Earning a profit while serving the poor. Although eye care is a significant problem afflicting the world’s poor, it has never been a donor darling, particularly when communicable diseases continue to kill millions of people each year. In light of the relatively low influx of donor funds, a number of organizations—both non-profits such as Aravind as well as for-profit groups—have developed innovative revenue-based cost-recovery models, all the while providing care to those unable to pay. Several for-profit eye care chains are now catering to those willing to pay a small sum to receive quality care and avoid the long-lines and variable service quality customary of public hospitals. In Guatemala, Visualiza's three hospitals offer eye care at an affordable rate to the poor, focusing on preventable blindness, cataracts and ametropia. Although it charges fees about one third of the market rate by utilizing a high-volume model and employing other operational efficiencies, Mexico’s SalaUno is also catering to those not able to pay by partnering with a local cinema to provide 100 free surgeries per month. The company currently operates one pilot clinic and plans to open three more in 2012.

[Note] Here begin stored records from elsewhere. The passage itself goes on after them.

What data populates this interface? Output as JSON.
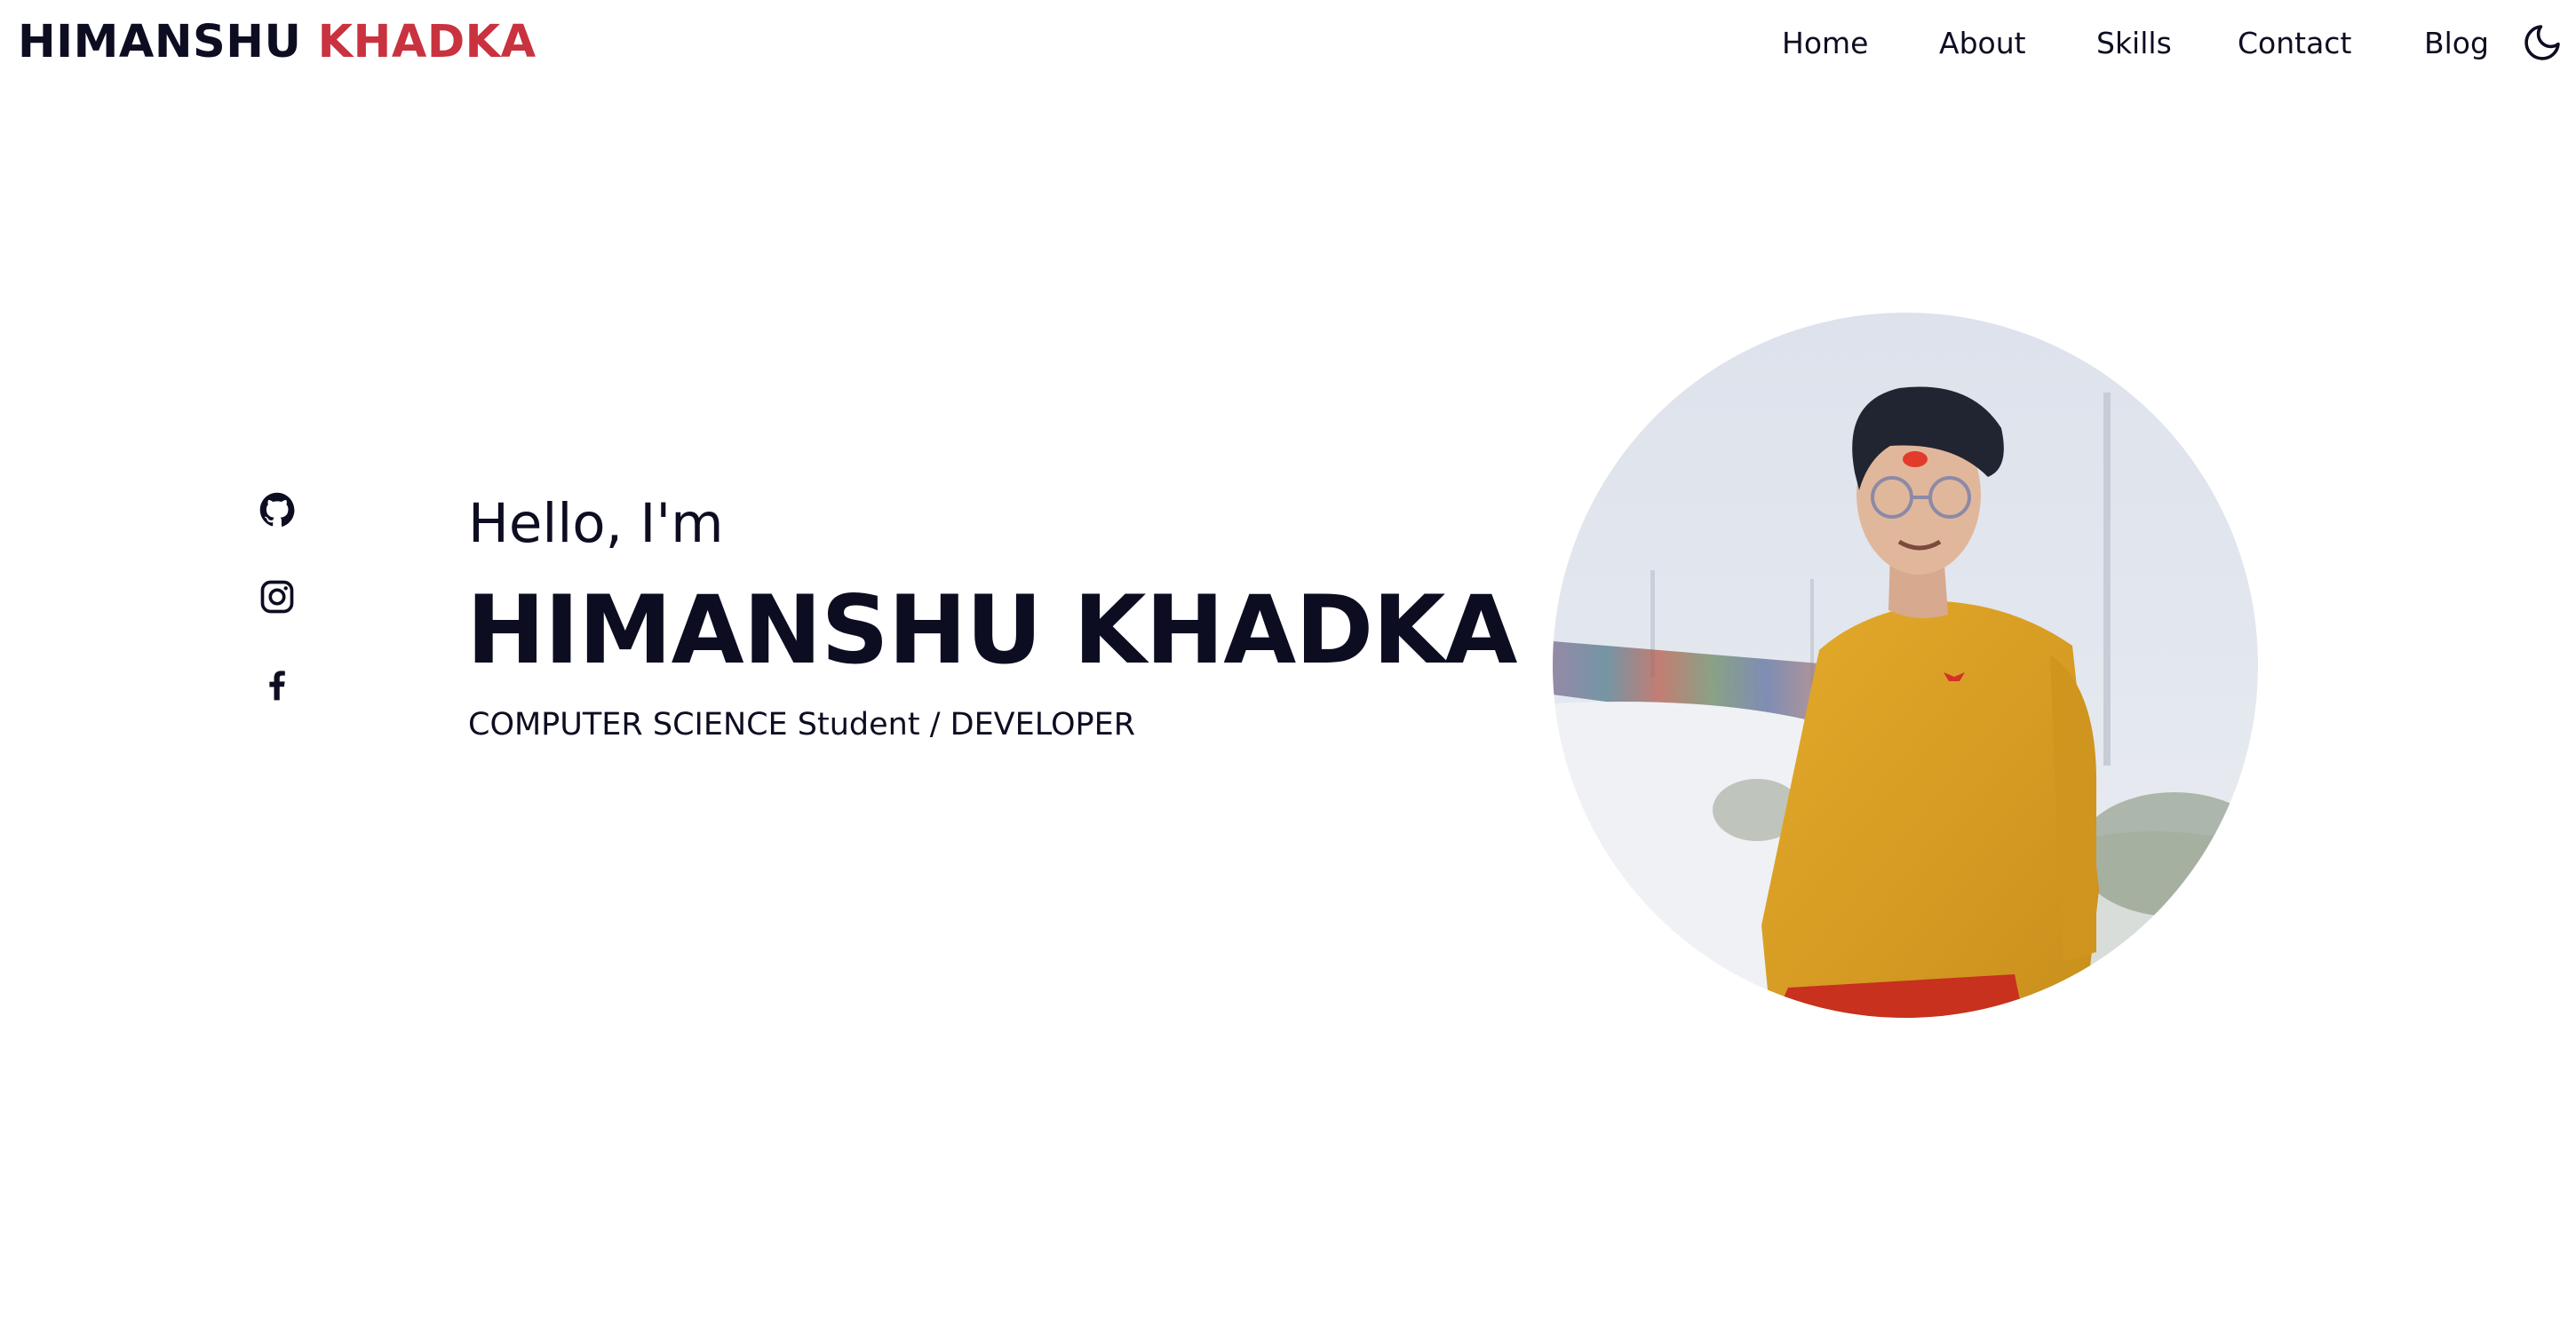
{
  "header": {
    "logo_first": "HIMANSHU",
    "logo_last": "KHADKA",
    "nav": [
      {
        "label": "Home"
      },
      {
        "label": "About"
      },
      {
        "label": "Skills"
      },
      {
        "label": "Contact"
      },
      {
        "label": "Blog"
      }
    ],
    "theme_toggle_icon": "moon-icon"
  },
  "social": [
    {
      "icon": "github-icon"
    },
    {
      "icon": "instagram-icon"
    },
    {
      "icon": "facebook-icon"
    }
  ],
  "hero": {
    "greeting": "Hello, I'm",
    "name": "HIMANSHU KHADKA",
    "subtitle": "COMPUTER SCIENCE Student / DEVELOPER"
  },
  "colors": {
    "text": "#0d0d22",
    "accent": "#c9323f",
    "background": "#ffffff"
  }
}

These programs are just a sub-set of the innovative eye care models operating globally and large-scale initiatives such as Vision2020 are aiming to prevent the estimated doubling of avoidable vision impairment by 2020. As we gather more data about the universe of health market innovations, we will continue to track trends and highlight new insights gleaned from analysis of the aggregate. We invite you to do the same by downloading the CHMI Database and sharing your findings with us.
Caveat to these preliminary conclusions: CHMI’s data collection methodology and relationships with partner organizations in specific countries may result in data collection biases. Furthermore, CHMI uses the “eye care” tag only for programs that have a particular focus on eye care services. We acknowledge that many programs provide eye care as part of their general primary, secondary, and tertiary health care services. Finally, CHMI cannot attest to the efficacy or impact of individual models.